Records from a data collection:
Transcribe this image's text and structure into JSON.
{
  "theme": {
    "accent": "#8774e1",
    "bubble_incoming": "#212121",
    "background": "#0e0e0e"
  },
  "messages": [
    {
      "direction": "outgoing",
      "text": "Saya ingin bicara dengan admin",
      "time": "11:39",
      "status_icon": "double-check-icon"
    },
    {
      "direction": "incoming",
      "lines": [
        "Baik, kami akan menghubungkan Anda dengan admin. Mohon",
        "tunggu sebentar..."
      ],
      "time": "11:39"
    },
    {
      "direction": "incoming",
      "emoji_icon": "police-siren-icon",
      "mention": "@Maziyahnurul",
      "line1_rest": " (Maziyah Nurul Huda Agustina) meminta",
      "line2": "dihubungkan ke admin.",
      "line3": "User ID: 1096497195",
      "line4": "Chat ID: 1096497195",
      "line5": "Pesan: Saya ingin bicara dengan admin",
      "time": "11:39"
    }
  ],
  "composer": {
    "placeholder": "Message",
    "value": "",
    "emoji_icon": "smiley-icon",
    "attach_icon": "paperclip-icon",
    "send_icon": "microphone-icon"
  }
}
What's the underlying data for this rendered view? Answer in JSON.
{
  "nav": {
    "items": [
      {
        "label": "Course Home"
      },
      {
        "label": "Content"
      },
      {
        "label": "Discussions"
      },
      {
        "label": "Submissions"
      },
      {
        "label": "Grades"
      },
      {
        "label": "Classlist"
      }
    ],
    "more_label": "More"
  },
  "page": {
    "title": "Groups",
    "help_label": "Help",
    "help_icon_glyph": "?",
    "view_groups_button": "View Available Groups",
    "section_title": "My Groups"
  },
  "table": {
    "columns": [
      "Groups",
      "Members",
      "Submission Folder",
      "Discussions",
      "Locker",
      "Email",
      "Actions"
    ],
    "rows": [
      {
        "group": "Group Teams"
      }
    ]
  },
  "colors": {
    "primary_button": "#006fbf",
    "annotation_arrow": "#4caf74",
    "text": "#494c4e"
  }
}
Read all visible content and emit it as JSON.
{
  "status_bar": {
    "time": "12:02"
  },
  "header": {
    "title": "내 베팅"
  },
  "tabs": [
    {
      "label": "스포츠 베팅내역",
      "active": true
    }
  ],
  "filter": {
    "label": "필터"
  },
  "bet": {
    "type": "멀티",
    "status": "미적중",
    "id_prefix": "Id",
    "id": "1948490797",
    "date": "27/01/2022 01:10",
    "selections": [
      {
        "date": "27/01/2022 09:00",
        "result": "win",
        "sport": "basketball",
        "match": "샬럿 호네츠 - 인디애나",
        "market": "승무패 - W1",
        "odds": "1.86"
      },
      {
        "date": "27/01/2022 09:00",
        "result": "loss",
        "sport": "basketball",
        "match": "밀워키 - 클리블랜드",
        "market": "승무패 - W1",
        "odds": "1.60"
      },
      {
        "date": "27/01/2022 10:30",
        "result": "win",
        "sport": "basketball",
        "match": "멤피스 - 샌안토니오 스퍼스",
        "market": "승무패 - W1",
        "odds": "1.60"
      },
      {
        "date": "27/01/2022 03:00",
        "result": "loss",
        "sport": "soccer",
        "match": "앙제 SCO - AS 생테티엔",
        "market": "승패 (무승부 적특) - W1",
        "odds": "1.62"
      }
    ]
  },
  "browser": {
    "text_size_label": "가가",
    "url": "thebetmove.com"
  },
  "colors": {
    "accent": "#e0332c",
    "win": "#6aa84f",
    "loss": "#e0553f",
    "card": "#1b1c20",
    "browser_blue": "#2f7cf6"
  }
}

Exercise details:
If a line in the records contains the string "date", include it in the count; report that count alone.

Completed exercise:
5